> **PROVIDED RECORDS**
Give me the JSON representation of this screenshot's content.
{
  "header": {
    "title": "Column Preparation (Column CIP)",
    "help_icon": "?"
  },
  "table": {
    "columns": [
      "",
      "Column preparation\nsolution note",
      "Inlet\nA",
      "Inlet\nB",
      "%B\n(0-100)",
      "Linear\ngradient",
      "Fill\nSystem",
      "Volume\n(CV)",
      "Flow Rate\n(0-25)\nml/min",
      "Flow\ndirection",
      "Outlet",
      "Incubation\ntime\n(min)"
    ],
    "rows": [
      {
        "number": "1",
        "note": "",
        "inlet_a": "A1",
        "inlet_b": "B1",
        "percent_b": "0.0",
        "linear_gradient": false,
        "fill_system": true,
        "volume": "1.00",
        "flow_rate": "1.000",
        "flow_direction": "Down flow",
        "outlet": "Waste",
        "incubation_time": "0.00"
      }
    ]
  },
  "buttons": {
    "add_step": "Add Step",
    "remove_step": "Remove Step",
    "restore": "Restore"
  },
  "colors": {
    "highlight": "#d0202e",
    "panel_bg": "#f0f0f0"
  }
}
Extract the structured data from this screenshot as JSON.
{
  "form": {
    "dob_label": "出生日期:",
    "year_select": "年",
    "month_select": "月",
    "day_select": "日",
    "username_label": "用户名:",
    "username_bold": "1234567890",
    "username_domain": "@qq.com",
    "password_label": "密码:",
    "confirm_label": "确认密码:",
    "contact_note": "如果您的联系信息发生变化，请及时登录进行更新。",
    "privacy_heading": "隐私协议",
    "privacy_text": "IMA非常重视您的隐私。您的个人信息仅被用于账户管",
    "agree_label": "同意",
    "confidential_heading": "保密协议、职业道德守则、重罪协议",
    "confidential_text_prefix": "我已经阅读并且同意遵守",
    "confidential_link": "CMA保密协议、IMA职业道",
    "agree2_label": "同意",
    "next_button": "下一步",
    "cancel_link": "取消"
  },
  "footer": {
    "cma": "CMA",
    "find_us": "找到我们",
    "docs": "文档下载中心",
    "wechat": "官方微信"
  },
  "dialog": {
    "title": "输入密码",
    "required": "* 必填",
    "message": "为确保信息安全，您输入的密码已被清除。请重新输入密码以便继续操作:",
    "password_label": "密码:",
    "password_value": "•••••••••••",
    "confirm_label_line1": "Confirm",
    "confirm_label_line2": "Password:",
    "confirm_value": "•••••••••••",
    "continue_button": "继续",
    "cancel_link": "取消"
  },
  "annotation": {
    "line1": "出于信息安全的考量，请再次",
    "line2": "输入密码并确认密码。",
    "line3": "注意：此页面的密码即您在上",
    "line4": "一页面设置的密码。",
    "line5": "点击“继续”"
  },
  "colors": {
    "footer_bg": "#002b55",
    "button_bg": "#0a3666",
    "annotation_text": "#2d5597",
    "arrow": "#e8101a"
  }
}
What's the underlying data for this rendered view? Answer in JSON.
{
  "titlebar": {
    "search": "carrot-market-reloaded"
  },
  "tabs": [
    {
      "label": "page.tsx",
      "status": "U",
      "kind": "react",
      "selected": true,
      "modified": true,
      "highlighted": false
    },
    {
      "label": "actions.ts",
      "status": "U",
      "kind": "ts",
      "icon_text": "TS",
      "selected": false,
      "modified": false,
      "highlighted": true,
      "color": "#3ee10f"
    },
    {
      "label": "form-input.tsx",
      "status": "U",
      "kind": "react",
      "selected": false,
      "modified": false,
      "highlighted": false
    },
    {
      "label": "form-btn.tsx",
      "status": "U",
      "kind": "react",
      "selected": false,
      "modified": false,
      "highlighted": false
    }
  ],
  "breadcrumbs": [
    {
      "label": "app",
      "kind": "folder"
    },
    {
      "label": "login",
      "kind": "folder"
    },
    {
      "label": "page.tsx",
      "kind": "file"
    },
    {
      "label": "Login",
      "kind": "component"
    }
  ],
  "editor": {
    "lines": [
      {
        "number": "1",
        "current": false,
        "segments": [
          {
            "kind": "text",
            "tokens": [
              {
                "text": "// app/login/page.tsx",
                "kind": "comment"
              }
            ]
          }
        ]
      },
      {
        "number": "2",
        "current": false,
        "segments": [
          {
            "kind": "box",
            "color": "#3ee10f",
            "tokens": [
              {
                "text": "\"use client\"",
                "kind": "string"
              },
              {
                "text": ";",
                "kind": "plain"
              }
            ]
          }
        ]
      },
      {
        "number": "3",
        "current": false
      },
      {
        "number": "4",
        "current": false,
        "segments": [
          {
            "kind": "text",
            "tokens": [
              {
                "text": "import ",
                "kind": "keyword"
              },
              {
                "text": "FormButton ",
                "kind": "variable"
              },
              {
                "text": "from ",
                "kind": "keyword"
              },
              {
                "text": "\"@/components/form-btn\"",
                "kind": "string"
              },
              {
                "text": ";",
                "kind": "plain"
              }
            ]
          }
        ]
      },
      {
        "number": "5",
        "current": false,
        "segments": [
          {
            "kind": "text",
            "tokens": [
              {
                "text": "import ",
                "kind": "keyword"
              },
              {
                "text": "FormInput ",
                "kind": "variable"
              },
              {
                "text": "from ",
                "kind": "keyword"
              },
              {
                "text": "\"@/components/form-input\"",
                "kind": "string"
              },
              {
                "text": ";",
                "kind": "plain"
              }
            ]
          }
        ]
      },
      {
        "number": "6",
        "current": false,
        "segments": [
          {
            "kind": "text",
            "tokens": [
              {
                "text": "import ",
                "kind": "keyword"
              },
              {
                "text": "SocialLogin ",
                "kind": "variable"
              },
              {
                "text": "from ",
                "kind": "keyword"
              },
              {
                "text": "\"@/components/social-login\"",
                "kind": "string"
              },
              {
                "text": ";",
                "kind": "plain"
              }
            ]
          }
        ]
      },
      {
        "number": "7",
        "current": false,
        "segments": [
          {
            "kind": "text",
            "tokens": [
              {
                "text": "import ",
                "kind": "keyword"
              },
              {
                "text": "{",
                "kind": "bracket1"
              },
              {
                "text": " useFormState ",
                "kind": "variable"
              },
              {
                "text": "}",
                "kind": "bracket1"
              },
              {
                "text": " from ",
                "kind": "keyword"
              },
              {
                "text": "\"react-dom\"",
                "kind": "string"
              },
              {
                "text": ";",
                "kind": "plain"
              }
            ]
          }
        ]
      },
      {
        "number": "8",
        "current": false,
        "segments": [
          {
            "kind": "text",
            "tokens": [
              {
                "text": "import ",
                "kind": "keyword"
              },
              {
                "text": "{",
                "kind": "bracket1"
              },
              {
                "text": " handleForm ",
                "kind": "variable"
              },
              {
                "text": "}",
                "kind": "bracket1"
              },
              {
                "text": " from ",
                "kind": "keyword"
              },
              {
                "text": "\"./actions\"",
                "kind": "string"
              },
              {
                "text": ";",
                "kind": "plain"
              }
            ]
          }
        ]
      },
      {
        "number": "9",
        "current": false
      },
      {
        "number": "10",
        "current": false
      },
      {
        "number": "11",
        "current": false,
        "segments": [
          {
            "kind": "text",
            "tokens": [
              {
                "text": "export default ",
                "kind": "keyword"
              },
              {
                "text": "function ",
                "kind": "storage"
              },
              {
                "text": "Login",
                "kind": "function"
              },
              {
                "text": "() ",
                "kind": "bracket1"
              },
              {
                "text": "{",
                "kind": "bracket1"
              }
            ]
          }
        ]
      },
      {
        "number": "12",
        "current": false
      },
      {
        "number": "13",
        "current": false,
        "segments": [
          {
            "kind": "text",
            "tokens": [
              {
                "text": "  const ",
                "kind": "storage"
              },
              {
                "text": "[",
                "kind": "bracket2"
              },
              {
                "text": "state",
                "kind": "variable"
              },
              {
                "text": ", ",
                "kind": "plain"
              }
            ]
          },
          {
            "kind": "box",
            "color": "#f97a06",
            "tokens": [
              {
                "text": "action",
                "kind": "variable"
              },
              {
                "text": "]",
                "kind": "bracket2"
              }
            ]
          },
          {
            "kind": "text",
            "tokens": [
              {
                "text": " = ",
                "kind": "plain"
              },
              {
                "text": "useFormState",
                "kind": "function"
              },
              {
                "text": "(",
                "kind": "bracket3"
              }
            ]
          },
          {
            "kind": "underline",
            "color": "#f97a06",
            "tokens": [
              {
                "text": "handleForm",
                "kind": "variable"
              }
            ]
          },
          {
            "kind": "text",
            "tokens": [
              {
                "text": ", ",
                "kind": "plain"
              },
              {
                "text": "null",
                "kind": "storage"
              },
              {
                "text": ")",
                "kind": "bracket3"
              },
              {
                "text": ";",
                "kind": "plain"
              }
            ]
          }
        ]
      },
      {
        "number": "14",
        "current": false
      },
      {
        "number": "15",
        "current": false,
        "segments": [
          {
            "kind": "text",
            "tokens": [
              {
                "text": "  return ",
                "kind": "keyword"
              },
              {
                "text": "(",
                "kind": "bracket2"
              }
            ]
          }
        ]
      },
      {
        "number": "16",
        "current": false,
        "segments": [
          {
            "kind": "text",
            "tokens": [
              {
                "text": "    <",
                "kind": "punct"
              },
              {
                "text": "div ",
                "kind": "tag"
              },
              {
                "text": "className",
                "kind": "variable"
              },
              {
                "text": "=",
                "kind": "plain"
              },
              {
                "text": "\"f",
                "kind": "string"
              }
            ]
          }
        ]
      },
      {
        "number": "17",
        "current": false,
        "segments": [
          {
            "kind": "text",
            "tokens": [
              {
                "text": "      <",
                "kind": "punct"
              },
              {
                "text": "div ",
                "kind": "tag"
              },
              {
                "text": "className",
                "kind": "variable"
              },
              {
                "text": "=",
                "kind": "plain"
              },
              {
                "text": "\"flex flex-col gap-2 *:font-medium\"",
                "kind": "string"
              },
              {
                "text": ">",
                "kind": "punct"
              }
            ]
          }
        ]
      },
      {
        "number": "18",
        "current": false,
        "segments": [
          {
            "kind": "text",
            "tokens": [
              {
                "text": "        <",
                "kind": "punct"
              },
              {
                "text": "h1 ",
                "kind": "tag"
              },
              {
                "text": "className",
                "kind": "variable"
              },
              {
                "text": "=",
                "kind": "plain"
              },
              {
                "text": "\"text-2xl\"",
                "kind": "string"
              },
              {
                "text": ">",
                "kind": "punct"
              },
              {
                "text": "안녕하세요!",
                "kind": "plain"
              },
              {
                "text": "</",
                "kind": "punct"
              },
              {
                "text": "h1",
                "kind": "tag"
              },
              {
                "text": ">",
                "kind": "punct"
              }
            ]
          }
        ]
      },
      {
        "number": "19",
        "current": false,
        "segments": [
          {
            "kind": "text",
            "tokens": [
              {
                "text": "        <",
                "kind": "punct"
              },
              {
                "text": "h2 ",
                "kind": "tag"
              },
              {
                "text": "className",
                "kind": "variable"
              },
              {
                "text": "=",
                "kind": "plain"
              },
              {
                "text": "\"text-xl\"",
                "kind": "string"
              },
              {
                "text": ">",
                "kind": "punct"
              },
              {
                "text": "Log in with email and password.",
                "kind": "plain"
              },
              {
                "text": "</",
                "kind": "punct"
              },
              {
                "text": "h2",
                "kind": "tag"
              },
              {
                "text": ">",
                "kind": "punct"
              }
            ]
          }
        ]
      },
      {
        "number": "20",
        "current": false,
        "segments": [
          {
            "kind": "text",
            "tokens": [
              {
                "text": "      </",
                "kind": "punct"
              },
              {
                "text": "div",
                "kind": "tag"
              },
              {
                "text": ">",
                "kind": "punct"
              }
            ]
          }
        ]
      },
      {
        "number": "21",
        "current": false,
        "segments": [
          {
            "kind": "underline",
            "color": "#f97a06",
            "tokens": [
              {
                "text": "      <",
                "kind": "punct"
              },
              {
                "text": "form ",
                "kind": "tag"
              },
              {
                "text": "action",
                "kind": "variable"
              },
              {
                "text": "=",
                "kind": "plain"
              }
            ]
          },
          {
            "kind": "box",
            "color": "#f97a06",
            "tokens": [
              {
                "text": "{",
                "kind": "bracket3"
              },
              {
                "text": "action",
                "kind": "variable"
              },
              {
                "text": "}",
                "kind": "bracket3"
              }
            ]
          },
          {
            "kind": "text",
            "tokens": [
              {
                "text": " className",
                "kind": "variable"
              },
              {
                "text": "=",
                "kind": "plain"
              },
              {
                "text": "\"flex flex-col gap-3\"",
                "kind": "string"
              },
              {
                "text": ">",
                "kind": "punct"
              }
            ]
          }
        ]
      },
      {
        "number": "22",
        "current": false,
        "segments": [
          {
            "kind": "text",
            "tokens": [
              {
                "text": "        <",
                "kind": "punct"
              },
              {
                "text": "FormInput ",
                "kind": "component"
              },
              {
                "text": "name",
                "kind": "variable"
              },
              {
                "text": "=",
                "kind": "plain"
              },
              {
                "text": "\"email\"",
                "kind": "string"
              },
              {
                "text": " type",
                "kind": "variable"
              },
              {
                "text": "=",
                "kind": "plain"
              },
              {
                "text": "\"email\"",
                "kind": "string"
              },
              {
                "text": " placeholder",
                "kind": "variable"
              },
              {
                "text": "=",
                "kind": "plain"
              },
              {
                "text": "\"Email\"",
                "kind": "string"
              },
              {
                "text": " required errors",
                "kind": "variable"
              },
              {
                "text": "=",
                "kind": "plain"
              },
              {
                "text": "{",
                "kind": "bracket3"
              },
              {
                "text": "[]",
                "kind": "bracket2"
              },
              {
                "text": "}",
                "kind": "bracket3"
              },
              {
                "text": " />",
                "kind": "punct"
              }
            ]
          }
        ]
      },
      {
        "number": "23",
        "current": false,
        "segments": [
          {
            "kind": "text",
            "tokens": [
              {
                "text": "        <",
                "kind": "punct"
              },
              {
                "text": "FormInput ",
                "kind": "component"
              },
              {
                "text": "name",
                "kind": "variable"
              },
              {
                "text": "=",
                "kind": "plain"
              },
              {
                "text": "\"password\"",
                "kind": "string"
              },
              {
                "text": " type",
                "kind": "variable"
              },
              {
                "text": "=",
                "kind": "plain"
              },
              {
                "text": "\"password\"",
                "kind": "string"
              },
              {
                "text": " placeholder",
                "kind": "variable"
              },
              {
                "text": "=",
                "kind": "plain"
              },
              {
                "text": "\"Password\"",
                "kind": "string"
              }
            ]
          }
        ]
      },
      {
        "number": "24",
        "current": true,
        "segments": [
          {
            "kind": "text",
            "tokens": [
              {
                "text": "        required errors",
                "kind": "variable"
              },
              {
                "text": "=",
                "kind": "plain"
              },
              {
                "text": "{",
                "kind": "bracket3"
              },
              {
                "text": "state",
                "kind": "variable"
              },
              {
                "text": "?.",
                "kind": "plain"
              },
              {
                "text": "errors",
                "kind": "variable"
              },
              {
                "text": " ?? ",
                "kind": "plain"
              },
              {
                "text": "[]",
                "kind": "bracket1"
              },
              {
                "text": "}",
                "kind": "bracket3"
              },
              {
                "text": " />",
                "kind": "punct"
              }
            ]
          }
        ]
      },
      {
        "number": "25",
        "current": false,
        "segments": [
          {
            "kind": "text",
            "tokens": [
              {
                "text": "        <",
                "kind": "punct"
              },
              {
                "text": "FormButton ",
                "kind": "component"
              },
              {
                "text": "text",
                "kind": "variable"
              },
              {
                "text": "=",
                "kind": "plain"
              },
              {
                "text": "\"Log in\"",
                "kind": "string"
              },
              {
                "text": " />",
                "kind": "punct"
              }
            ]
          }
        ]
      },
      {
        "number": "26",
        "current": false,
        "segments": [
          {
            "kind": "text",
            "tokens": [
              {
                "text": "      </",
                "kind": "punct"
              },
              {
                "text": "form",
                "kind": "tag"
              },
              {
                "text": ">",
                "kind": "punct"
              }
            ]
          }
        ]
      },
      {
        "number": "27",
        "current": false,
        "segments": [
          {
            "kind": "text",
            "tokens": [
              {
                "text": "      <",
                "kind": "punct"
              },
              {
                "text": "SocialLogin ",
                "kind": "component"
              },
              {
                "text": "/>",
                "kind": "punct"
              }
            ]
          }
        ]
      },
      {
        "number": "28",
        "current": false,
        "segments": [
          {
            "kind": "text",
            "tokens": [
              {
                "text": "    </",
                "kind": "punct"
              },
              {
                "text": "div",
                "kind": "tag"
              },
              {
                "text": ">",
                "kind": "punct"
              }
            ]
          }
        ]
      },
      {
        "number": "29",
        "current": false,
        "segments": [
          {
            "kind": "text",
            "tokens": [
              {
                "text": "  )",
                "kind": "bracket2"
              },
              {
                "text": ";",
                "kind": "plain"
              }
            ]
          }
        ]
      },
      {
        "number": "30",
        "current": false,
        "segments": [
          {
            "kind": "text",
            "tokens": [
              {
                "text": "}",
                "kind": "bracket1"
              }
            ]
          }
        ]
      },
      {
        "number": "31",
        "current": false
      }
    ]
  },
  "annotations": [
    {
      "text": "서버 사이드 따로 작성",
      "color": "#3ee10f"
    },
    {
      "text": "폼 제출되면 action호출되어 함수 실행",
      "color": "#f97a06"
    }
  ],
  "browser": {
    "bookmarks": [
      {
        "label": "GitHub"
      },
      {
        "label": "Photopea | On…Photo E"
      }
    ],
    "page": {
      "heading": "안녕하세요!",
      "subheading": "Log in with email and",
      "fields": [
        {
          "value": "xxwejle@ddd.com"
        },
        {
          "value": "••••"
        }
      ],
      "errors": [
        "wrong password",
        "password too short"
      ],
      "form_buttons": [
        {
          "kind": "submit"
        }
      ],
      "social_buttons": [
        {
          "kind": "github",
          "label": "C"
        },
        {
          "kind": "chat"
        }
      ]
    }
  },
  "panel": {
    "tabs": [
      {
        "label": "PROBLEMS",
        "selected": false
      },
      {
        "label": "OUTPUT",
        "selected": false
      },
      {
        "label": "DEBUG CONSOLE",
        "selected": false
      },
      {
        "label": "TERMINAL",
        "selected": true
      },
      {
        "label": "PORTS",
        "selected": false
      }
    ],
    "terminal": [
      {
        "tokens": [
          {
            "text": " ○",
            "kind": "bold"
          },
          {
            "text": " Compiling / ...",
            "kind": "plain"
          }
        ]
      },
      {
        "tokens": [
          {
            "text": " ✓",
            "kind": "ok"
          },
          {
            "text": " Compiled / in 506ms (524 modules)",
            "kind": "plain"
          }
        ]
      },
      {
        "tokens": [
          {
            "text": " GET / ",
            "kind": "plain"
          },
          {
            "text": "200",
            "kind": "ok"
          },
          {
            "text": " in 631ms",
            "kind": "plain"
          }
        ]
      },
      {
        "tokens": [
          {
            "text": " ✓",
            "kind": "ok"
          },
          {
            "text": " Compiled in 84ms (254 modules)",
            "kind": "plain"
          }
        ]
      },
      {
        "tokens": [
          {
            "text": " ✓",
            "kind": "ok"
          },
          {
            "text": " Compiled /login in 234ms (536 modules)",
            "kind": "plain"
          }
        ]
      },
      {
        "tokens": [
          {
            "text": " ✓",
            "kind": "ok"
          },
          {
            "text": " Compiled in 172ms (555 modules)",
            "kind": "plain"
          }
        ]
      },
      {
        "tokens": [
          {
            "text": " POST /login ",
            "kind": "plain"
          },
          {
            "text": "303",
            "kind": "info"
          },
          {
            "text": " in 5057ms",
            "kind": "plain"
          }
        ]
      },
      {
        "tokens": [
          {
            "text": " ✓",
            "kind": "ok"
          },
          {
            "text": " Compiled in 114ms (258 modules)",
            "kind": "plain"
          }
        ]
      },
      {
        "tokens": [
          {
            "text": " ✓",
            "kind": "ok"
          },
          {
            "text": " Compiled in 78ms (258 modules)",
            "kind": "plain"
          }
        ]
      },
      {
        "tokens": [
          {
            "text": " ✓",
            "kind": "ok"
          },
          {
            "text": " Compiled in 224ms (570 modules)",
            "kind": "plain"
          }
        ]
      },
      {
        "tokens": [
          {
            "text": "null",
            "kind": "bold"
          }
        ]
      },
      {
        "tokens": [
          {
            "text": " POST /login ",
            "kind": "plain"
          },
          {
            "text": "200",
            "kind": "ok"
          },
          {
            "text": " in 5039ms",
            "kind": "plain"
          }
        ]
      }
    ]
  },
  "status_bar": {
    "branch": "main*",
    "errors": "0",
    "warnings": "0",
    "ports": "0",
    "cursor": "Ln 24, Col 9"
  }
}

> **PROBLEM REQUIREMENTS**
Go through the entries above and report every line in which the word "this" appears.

> **YOUR RESPONSE**
Give me the JSON representation of this screenshot's content.
Extract the structured data from this screenshot as JSON.
What's the underlying data for this rendered view? Answer in JSON.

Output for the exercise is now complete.